It's funny to think that the corgis, Dachshunds, Rottweilers and beagles on display at the Durango Kennel Club's annual
show this last weekend all descended from wolves.
The three-day all-breed tournament is an official American Kennel Club event - formerly held in Durango - with 10
professional judges from across the country and a team of pro show-runners. But the only thing untamed on Sunday was
the spirit of competition among owners.
Held in the inauspicious confines of the Montezuma County Fairgrounds, the Cortez show isn't Westminster, but it's a
fine dog show, say handlers and breeders.
They say the smaller venue is more intimate, the packed dirt makes an ideal ring surface, parking is free, the
competition is sharp and the vibe is definitely more "laid-back" than other shows in the AKC circuit.
Dog-show rules "get a little complicated," said show chairwoman Pam Shirley.

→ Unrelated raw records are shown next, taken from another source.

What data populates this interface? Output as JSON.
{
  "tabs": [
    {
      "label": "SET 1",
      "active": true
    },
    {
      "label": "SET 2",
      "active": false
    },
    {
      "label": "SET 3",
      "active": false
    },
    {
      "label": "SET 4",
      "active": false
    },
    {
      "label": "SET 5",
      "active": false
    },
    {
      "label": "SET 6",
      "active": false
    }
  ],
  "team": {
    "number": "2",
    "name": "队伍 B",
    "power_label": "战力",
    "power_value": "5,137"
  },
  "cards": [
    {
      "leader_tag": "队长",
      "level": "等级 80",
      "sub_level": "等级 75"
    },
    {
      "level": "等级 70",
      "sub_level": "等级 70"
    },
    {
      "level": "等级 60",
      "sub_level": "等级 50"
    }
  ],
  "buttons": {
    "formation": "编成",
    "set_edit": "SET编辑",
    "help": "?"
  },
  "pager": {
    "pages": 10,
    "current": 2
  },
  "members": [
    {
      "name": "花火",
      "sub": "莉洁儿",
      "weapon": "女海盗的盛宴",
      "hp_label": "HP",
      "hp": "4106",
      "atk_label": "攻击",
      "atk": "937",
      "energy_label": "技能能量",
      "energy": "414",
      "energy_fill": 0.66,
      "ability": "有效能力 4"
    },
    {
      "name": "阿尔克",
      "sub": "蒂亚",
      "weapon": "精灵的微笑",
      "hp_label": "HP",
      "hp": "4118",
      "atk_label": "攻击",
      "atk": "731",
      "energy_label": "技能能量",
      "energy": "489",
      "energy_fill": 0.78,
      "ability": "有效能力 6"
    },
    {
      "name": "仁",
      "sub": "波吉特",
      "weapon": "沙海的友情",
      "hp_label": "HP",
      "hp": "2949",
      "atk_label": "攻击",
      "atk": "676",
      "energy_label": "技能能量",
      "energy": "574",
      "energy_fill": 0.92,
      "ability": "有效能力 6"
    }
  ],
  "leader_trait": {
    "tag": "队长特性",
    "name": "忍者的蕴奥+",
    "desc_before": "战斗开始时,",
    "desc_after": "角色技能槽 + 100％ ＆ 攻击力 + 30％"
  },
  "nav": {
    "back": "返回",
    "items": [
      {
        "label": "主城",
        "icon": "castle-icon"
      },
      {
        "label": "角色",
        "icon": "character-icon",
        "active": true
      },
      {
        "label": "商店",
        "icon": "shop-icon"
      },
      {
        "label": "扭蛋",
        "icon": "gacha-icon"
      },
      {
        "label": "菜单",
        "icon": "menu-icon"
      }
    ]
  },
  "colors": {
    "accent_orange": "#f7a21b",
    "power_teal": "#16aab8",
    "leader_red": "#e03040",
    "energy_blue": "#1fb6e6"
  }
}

A Best in Show winner is crowned each day after judges narrow the field from best of breed and best of category.
Obedience trials are also held.
Sunday, the Best in Show award went to a Shar-Pei, Saturday it was a Rottweiler, and Friday it was a Finnish spitz.
There were 607 good boys and girls entered, with many handlers showing multiple dogs. The total was down considerably
from last year, but 25 states were represented among the field, as well as Canada.
The dogs, though, were staggeringly diverse.
Fleece-soft papillions frisked on the dirt. Regal whippets strode by their judges with confidence. Bulldogs at peace
licked the air.
The seven AKC categories were represented - sporting, hound, working, terrier, toy, non-sporting and herding.
Sunday morning, the versatile working dogs were on display.
In order to make much money breeding Bernese mountain dogs - bred first in Europe to pull carts and keep guard - you
have to be irresponsible, breeder Sharon Montville said. So she doesn't.
Montville can spend up to $1,000 before a litter is even born. But she said such expenses are not spared at puppy
mills, a big problem in the purebred dog world.
For Montville, who runs a dog day care, Central Bark, in Colorado Springs, it's a lifelong commitment. She regularly
calls owners to check in, asking for pictures of her puppies as they grow.
"It's like being a grandma," she said. "I can be kind of pesky."
And unlike most grandmothers, Montville has necropsies performed right after her dogs die so she knows why, and she
has a database on her computer for tracking information.
Eight-month-old Mystic won't have puppies because of a minor hereditary heart condition, but she looks good on the
outside and has "clean movement," according to her owner, and you can't teach clean movement.
She'll start taking better than third in her group, like she did this year, when she gets a little older, her owner
"She'll win once she gets her coat," Montville said.